★★★ / ★★★★
I enjoyed “Angels & Demons” more than “The Da Vinci Code” for several reasons. First is Ron Howard’s direction: In its prequel (even though, chronologically, “Angels & Demons” happened before “The Da Vinci Code” so it depends on how one looks at it), I felt that Howard was all over the place and missed some crucial information from Dan Brown’s novel. That is why the ending was not as powerful as it should have been. To me, the facinating locales were at the foreground instead of the story. It was so concerned with being so fast-paced that it almost sacrificed its emotions and the details that made the book such a page-turner.
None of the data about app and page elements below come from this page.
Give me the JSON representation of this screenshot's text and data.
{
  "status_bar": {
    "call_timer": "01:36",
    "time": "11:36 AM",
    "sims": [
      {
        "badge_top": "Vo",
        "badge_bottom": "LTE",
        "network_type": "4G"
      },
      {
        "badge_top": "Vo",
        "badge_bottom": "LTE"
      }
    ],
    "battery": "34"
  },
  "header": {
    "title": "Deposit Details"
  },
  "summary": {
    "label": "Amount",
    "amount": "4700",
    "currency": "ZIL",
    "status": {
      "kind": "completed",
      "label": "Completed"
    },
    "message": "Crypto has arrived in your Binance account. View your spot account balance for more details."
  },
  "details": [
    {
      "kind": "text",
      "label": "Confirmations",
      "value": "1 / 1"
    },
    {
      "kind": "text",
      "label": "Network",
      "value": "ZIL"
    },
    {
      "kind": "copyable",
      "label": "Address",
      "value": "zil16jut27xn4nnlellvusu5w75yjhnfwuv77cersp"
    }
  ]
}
In here, the director has more focus and confidence when it comes to tackling certain scenes and some of them are downright impressive (whether it’s about thrills or visual effects). I also liked Tom Hanks a lot more here than I did in “The Da Vinci Code.” Aside from the absence of his ridiculous hair that distracted millions of audiences from the first film, I felt like Hanks is more comfortable as Robert Langdon–he has that certain intellectual swagger but he doesn’t take it too seriously. I have to admit that there were times when I forgot about Hanks playing a role; I was so interested in what was happening, trying to recall if the events that transpired in the novel were being accurately portrayed in the picture. I also liked the lack of chemistry between Hanks and Ayelet Zurer. As strange as that may sound, films have the tendency to attach a romantic angle to “spice things up” when they really do not need to. In fact, most of the time such romatic interests weigh the picture down so I was glad there was none of that nonsense in “Angels & Demons.” It’s really focused in Langdon’s quest to solve the mysteries that were unfolding in the Vatican. Lastly, I have to mention Ewan McGregor as Camerlengo Patrick McKenna. I’m not religious in any sense but the way he delivered some of his speeches were so powerful, I couldn’t help but have my eyes (as well as my ears) glued to the screen. He has a certain subtlety that is both charming and dangerous. Overall, “Angels & Demons” is a pretty entertaining summer blockbuster flick that really shouldn’t be taken all that seriously. It’s interesting to me how religious groups respond to these type of films. If they are so secure about their faith, films like this should not matter in any way. Its goal is to simply entertain and I think it achieved just that.